Social media can be a great place to meet people and exchange ideas, but it can also be an echo chamber of negativity. If you feel like your social feed (or the internet more broadly) is a physical manifestation of rumination, the best thing you can do is take a break. “Go on an internet fast,” advises Keim. “Give yourself 24 to 48 hours where you don’t engage in any of it, and when you come back, be more mindful and intentional about who you follow and what sites you traffic.”
Seek Professional Help
There’s a big difference between transitory and mild depression or angst and the more consistent, all-consuming variety. If self-treatment doesn’t work, don’t just live with it. Get help. (And if you’re thinking about hurting yourself, please call the National Suicide Prevention Hotline at 1-800-273-8255, or message the hotline.) As someone who has experienced debilitating general anxiety and benefited greatly from professional help, I think the fact that mental health is still stigmatized is utter bullshit. (I literally wrote the book on peak mental performance and still have experienced uncontrollable and unexplainable anxiety.) If you’re struggling to the point where you don’t feel at all like yourself, and it’s affecting your day-to-day life, and you’re not getting better, one of the strongest things you can do is ask for help. You wouldn’t think twice about going to the doctor for a broken leg. Treat your mind the same way.
Brad Stulberg (@Bstulberg) writes Outside’s Science of Performance column and is author of the new book Peak Performance: Elevate Your Game, Avoid Burnout, and Thrive with the New Science of Success.

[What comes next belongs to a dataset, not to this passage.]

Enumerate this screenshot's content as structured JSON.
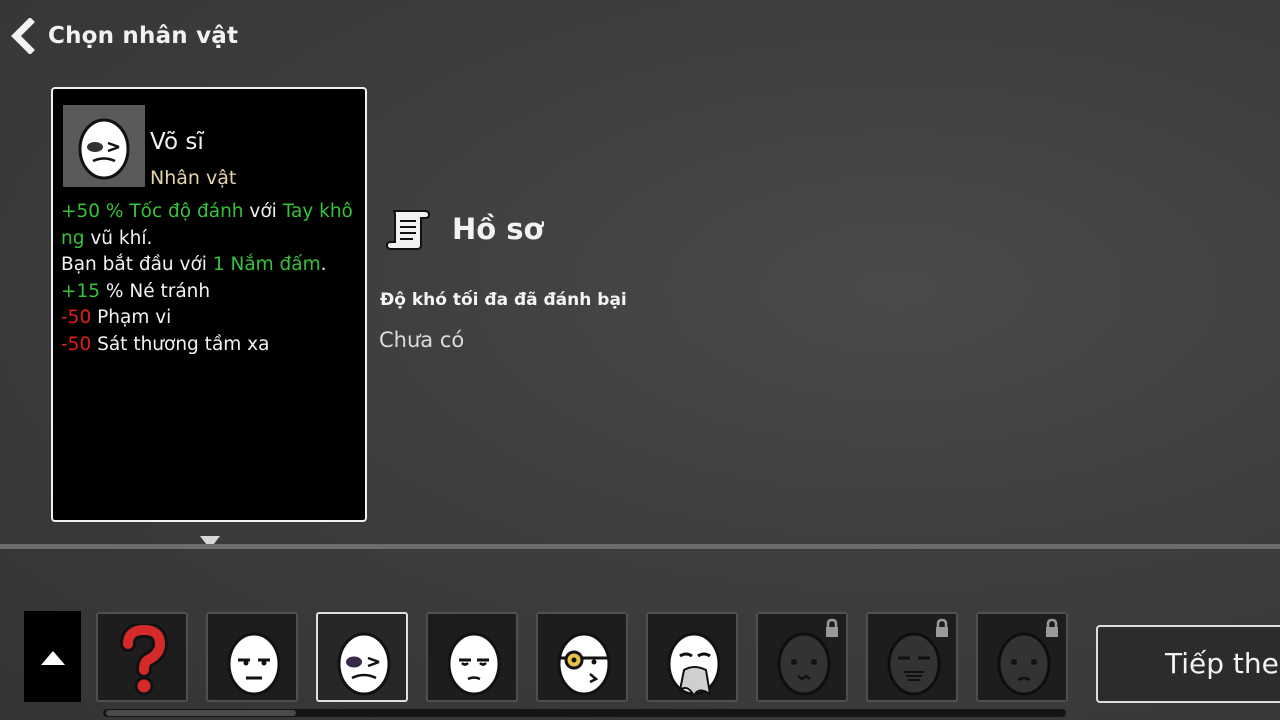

Kristin Keim’s name was originally misspelled. Outside regrets the error.